Two days before Karen died, I visited her bedside one last time. She was barely conscious. As I kissed Karen’s forehead and told her I loved her, God tiptoed quietly into the hospital room and put his arms around us. I saw His love clearly with my own blue eyes. His love for Karen, whose body was so shrunken, it had almost disappeared, and His love for me who had been Karen’s companion these last two years.
Two days later, I got a call to say that Karen had died. It was all so terribly sad and so terribly unfair. And yet, that was only part of the truth. It was also true that it was a period of God’s grace and love. Between the moment of Karen’s diagnosis to the moment of her death, I had glimpses of God’s fathomless love & mercy while, at the same time, I felt fathomless sadness for this young mother dying of cancer. Both were true in equal measure.
It was also abundantly clear that God was ever-present. We were never alone on this difficult journey. Through the unfairness, the pain and the sadness, God was loving us through all of it. Indeed, at times, God’s love surrounded us so completely that I felt as saturated as a pancake in a puddle of syrup dripping and sticky with His love. And, to this day, thinking back on that abundant sticky holy love, it makes me smile and think of Karen.
By Lisa B. Thomas
Every time I see you
You are smaller
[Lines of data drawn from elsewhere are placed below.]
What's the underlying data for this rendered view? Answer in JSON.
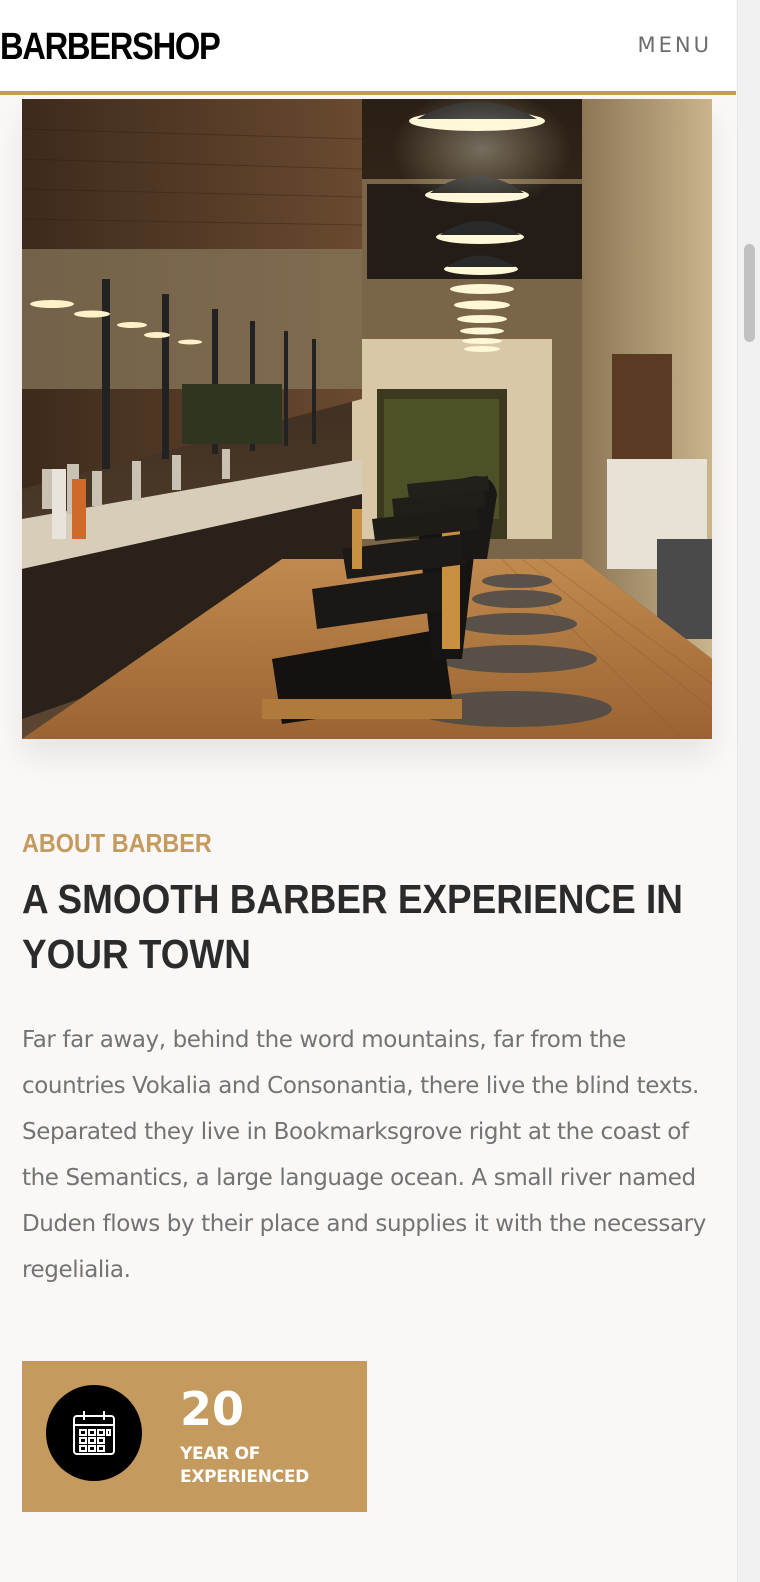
{
  "navbar": {
    "brand": "BARBERSHOP",
    "menu_label": "MENU"
  },
  "hero": {
    "image_icon": "barbershop-interior-photo"
  },
  "about": {
    "subtitle": "ABOUT BARBER",
    "heading": "A SMOOTH BARBER EXPERIENCE IN YOUR TOWN",
    "body": "Far far away, behind the word mountains, far from the countries Vokalia and Consonantia, there live the blind texts. Separated they live in Bookmarksgrove right at the coast of the Semantics, a large language ocean. A small river named Duden flows by their place and supplies it with the necessary regelialia."
  },
  "stat": {
    "icon": "calendar-icon",
    "number": "20",
    "label": "YEAR OF EXPERIENCED"
  },
  "colors": {
    "accent": "#c49a5e",
    "heading": "#2b2b2b",
    "body_text": "#737373",
    "background": "#faf8f6"
  }
}
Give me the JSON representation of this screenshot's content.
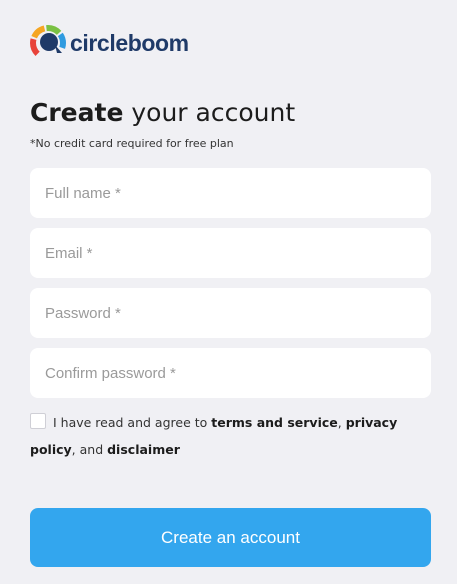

Really just a bit of bones with sallow skin
Maybe you will just disappear
Without a trace
But you are still mostly here
With your breath and bones
Your breath weaves
In and out
Up and down
Moving beyond space and time
Seeing invisible angels and aunties
Soon I think you will fly away with them
But for now, your tired bones rest here
Becoming weaker and more frail
While your breath
Begins to swoop and soar
For Reflection (either individually or with a group)
Read the blog. Read it a second time, maybe reading it aloud or asking someone else to read it aloud so you can hear it with different intonation and emphases. Take these questions for a walk in the woods or in your neighborhood, for a swim or a run or for a hot soak in the tub. Invite the questions to join you for tea or coffee.
- Have you ever experienced God’s love in the midst of terminal illness? How did it feel?
- Are you praying to experience the nearness of God? If so, what if you dared to pray, ‘Bring anything into my life or take anything away from my life as long as I get to be closer to you?’ What scares you about that prayer? What excites you about that prayer?
- How do you recognize the presence of God?
Download a pdf including the Reflection Questions to share and discuss with friends, family, or members of your faith community small group.